What you should do: Reproduce every record below exactly, without the pictures.

Data shown:
----------
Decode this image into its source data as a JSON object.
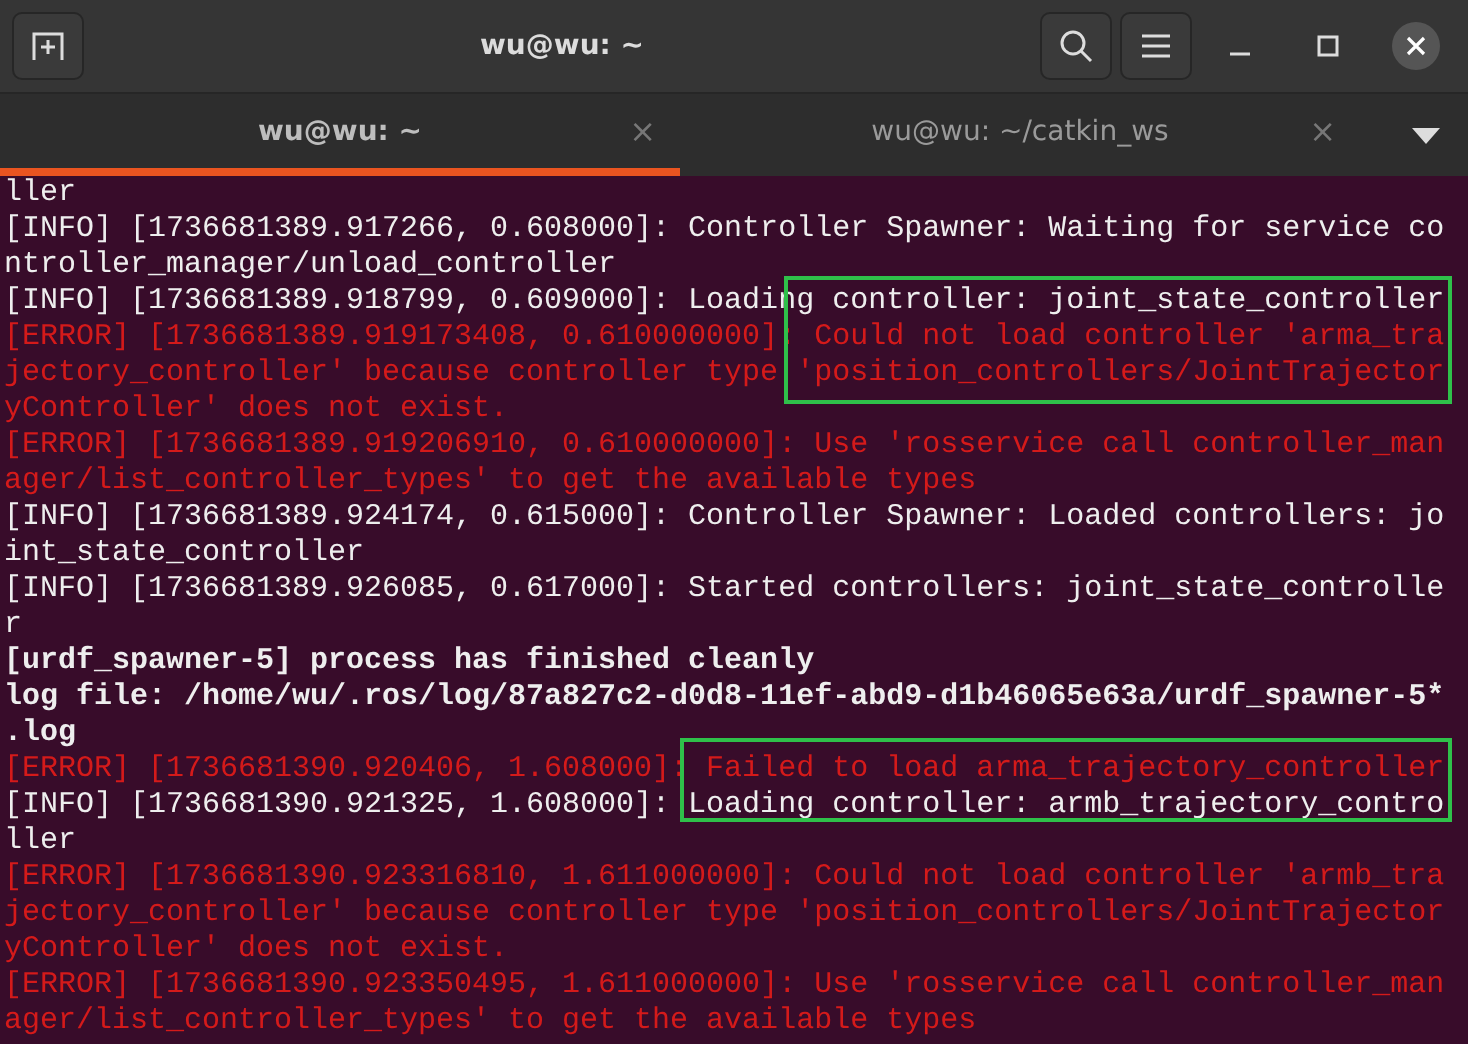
{
  "window": {
    "title": "wu@wu: ~"
  },
  "tabs": [
    {
      "label": "wu@wu: ~",
      "selected": true,
      "close": "×"
    },
    {
      "label": "wu@wu: ~/catkin_ws",
      "selected": false,
      "close": "×"
    }
  ],
  "terminal": {
    "lines": [
      {
        "kind": "info",
        "text": "ller"
      },
      {
        "kind": "info",
        "text": "[INFO] [1736681389.917266, 0.608000]: Controller Spawner: Waiting for service co"
      },
      {
        "kind": "info",
        "text": "ntroller_manager/unload_controller"
      },
      {
        "kind": "info",
        "text": "[INFO] [1736681389.918799, 0.609000]: Loading controller: joint_state_controller"
      },
      {
        "kind": "error",
        "text": "[ERROR] [1736681389.919173408, 0.610000000]: Could not load controller 'arma_tra"
      },
      {
        "kind": "error",
        "text": "jectory_controller' because controller type 'position_controllers/JointTrajector"
      },
      {
        "kind": "error",
        "text": "yController' does not exist."
      },
      {
        "kind": "error",
        "text": "[ERROR] [1736681389.919206910, 0.610000000]: Use 'rosservice call controller_man"
      },
      {
        "kind": "error",
        "text": "ager/list_controller_types' to get the available types"
      },
      {
        "kind": "info",
        "text": "[INFO] [1736681389.924174, 0.615000]: Controller Spawner: Loaded controllers: jo"
      },
      {
        "kind": "info",
        "text": "int_state_controller"
      },
      {
        "kind": "info",
        "text": "[INFO] [1736681389.926085, 0.617000]: Started controllers: joint_state_controlle"
      },
      {
        "kind": "info",
        "text": "r"
      },
      {
        "kind": "bold",
        "text": "[urdf_spawner-5] process has finished cleanly"
      },
      {
        "kind": "bold",
        "text": "log file: /home/wu/.ros/log/87a827c2-d0d8-11ef-abd9-d1b46065e63a/urdf_spawner-5*"
      },
      {
        "kind": "bold",
        "text": ".log"
      },
      {
        "kind": "error",
        "text": "[ERROR] [1736681390.920406, 1.608000]: Failed to load arma_trajectory_controller"
      },
      {
        "kind": "info",
        "text": "[INFO] [1736681390.921325, 1.608000]: Loading controller: armb_trajectory_contro"
      },
      {
        "kind": "info",
        "text": "ller"
      },
      {
        "kind": "error",
        "text": "[ERROR] [1736681390.923316810, 1.611000000]: Could not load controller 'armb_tra"
      },
      {
        "kind": "error",
        "text": "jectory_controller' because controller type 'position_controllers/JointTrajector"
      },
      {
        "kind": "error",
        "text": "yController' does not exist."
      },
      {
        "kind": "error",
        "text": "[ERROR] [1736681390.923350495, 1.611000000]: Use 'rosservice call controller_man"
      },
      {
        "kind": "error",
        "text": "ager/list_controller_types' to get the available types"
      }
    ]
  }
}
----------
Exercise answer:
Decode this image into its source data as a JSON object.
{
  "window": {
    "title": "wu@wu: ~"
  },
  "tabs": [
    {
      "label": "wu@wu: ~",
      "selected": true,
      "close": "×"
    },
    {
      "label": "wu@wu: ~/catkin_ws",
      "selected": false,
      "close": "×"
    }
  ],
  "terminal": {
    "lines": [
      {
        "kind": "info",
        "text": "ller"
      },
      {
        "kind": "info",
        "text": "[INFO] [1736681389.917266, 0.608000]: Controller Spawner: Waiting for service co"
      },
      {
        "kind": "info",
        "text": "ntroller_manager/unload_controller"
      },
      {
        "kind": "info",
        "text": "[INFO] [1736681389.918799, 0.609000]: Loading controller: joint_state_controller"
      },
      {
        "kind": "error",
        "text": "[ERROR] [1736681389.919173408, 0.610000000]: Could not load controller 'arma_tra"
      },
      {
        "kind": "error",
        "text": "jectory_controller' because controller type 'position_controllers/JointTrajector"
      },
      {
        "kind": "error",
        "text": "yController' does not exist."
      },
      {
        "kind": "error",
        "text": "[ERROR] [1736681389.919206910, 0.610000000]: Use 'rosservice call controller_man"
      },
      {
        "kind": "error",
        "text": "ager/list_controller_types' to get the available types"
      },
      {
        "kind": "info",
        "text": "[INFO] [1736681389.924174, 0.615000]: Controller Spawner: Loaded controllers: jo"
      },
      {
        "kind": "info",
        "text": "int_state_controller"
      },
      {
        "kind": "info",
        "text": "[INFO] [1736681389.926085, 0.617000]: Started controllers: joint_state_controlle"
      },
      {
        "kind": "info",
        "text": "r"
      },
      {
        "kind": "bold",
        "text": "[urdf_spawner-5] process has finished cleanly"
      },
      {
        "kind": "bold",
        "text": "log file: /home/wu/.ros/log/87a827c2-d0d8-11ef-abd9-d1b46065e63a/urdf_spawner-5*"
      },
      {
        "kind": "bold",
        "text": ".log"
      },
      {
        "kind": "error",
        "text": "[ERROR] [1736681390.920406, 1.608000]: Failed to load arma_trajectory_controller"
      },
      {
        "kind": "info",
        "text": "[INFO] [1736681390.921325, 1.608000]: Loading controller: armb_trajectory_contro"
      },
      {
        "kind": "info",
        "text": "ller"
      },
      {
        "kind": "error",
        "text": "[ERROR] [1736681390.923316810, 1.611000000]: Could not load controller 'armb_tra"
      },
      {
        "kind": "error",
        "text": "jectory_controller' because controller type 'position_controllers/JointTrajector"
      },
      {
        "kind": "error",
        "text": "yController' does not exist."
      },
      {
        "kind": "error",
        "text": "[ERROR] [1736681390.923350495, 1.611000000]: Use 'rosservice call controller_man"
      },
      {
        "kind": "error",
        "text": "ager/list_controller_types' to get the available types"
      }
    ]
  }
}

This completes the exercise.